━━━ EXTRACTED RECORDS

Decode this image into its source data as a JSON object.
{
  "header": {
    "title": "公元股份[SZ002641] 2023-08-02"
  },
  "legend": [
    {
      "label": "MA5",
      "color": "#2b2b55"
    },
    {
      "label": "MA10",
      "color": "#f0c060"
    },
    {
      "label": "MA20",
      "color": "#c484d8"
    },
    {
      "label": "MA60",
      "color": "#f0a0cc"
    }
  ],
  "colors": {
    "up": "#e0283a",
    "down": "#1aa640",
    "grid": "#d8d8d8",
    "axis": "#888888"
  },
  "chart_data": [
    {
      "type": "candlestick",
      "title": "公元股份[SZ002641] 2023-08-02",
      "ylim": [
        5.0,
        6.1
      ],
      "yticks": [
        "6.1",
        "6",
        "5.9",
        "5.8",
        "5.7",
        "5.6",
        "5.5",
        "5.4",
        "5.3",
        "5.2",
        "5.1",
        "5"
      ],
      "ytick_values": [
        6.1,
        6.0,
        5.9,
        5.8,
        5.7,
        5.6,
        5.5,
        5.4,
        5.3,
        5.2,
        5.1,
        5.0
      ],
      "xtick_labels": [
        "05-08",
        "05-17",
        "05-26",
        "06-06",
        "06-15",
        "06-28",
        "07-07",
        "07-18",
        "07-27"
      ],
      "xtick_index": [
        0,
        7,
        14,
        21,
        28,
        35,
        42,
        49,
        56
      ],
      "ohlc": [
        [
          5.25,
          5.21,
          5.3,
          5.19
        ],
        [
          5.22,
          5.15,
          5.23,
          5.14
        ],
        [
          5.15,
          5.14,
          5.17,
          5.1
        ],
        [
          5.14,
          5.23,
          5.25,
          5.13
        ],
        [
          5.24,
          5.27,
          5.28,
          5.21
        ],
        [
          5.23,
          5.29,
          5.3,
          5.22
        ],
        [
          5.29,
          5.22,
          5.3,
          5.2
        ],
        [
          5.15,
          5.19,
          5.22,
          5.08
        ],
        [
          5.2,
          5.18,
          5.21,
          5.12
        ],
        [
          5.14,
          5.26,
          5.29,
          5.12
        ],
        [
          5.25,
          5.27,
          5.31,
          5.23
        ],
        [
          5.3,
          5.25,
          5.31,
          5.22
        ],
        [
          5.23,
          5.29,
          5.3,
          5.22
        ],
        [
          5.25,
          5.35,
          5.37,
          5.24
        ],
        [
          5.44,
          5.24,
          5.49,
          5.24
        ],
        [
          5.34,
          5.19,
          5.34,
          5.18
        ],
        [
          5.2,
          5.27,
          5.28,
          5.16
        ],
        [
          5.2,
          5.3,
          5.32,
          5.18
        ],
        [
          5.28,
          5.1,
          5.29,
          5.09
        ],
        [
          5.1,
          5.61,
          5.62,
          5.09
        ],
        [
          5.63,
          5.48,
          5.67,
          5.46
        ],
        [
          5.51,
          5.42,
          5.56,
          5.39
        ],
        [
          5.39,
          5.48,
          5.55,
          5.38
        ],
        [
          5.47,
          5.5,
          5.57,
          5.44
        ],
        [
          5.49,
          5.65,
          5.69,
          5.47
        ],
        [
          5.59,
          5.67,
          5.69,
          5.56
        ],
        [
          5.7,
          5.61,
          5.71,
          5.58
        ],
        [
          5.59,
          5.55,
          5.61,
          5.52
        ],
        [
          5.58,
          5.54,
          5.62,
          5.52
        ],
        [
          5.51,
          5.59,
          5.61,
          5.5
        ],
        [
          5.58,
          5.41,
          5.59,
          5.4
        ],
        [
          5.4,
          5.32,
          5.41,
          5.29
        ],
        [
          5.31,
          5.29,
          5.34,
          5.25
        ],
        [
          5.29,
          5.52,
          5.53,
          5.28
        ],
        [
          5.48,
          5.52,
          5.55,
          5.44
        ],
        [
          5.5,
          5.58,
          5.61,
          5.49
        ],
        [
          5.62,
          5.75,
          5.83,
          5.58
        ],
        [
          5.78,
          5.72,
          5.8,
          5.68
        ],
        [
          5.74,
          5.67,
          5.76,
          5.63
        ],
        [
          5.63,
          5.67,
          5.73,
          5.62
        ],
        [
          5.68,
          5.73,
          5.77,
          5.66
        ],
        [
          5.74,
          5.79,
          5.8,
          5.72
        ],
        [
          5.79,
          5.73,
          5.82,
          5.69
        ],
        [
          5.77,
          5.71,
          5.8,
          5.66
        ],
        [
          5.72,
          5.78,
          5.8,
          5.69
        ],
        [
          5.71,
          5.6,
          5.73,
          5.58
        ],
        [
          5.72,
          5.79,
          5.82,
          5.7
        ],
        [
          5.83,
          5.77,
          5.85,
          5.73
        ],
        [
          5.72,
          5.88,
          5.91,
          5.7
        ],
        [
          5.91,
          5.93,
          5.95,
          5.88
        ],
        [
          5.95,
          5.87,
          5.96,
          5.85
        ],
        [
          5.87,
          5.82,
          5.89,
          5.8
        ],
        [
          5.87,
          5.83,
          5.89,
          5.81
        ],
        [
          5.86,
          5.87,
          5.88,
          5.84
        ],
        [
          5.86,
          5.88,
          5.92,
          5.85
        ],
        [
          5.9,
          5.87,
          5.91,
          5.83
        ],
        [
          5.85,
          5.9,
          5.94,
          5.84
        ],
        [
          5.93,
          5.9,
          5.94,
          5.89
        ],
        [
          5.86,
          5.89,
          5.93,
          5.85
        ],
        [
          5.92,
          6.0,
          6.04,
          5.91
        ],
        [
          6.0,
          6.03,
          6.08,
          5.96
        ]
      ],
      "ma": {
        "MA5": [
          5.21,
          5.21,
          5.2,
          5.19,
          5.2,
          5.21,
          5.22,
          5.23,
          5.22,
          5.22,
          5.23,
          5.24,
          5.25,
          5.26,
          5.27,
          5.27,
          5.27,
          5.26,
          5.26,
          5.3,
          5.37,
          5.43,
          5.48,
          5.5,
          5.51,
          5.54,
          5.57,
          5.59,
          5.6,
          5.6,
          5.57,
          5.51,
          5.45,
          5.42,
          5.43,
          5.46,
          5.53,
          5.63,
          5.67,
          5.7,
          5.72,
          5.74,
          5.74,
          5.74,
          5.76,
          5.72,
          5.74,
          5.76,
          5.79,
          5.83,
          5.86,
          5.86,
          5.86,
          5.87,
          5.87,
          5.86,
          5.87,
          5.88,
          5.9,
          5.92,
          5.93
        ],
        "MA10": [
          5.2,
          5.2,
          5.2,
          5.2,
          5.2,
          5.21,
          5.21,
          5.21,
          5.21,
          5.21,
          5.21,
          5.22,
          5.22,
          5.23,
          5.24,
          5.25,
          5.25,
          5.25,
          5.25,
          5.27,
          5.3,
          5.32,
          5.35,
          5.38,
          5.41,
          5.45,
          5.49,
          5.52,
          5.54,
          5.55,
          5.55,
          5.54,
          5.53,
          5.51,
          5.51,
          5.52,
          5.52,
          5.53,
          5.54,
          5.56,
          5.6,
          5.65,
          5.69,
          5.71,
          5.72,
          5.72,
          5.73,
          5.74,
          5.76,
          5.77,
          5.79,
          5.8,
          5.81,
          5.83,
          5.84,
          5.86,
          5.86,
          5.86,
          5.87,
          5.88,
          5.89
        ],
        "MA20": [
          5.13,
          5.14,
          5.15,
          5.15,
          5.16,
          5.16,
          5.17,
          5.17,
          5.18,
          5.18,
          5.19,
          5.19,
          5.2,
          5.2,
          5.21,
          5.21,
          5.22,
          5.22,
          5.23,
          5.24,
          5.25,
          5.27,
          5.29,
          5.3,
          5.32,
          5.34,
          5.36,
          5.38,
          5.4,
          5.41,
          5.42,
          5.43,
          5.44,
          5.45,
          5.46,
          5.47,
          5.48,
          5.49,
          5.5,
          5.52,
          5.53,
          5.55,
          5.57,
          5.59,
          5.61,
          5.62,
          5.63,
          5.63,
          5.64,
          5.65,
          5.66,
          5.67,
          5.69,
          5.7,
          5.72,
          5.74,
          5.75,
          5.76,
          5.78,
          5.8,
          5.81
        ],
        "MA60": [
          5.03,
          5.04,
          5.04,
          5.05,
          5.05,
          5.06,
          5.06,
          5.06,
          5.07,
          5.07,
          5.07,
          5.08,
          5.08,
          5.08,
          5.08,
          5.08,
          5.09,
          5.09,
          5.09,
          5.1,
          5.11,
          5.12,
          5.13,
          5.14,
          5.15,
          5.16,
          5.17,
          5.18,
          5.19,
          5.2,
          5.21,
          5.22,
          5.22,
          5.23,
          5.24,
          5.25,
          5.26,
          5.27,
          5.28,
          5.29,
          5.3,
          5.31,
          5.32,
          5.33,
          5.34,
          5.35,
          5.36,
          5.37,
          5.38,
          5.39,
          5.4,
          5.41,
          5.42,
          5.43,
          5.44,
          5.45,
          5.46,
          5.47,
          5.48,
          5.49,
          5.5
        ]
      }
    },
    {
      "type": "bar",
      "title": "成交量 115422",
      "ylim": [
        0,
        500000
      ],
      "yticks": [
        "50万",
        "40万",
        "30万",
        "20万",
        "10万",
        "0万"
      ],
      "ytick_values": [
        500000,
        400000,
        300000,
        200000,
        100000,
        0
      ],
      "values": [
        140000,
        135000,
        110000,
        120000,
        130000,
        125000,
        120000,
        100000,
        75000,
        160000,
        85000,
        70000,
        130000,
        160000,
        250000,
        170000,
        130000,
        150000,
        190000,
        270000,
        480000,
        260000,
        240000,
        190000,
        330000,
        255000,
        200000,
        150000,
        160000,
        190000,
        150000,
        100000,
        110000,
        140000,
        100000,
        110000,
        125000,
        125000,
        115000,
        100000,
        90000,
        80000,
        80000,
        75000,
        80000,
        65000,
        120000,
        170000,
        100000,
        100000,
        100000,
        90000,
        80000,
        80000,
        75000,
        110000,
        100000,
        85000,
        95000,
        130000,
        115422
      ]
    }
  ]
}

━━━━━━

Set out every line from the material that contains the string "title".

    "title": "公元股份[SZ002641] 2023-08-02"
      "title": "公元股份[SZ002641] 2023-08-02",
      "title": "成交量 115422",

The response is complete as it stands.